§ Task description
Copy the data word for word, keeping every line.

───

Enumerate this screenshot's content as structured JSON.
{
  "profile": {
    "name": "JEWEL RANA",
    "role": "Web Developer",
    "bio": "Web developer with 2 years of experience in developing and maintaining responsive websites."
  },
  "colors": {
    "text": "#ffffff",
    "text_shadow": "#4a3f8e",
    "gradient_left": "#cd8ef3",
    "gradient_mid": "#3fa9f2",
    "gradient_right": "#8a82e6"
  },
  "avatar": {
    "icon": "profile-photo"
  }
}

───

§ Response
Enumerate this screenshot's content as structured JSON.
{
  "profile": {
    "name": "JEWEL RANA",
    "role": "Web Developer",
    "bio": "Web developer with 2 years of experience in developing and maintaining responsive websites."
  },
  "colors": {
    "text": "#ffffff",
    "text_shadow": "#4a3f8e",
    "gradient_left": "#cd8ef3",
    "gradient_mid": "#3fa9f2",
    "gradient_right": "#8a82e6"
  },
  "avatar": {
    "icon": "profile-photo"
  }
}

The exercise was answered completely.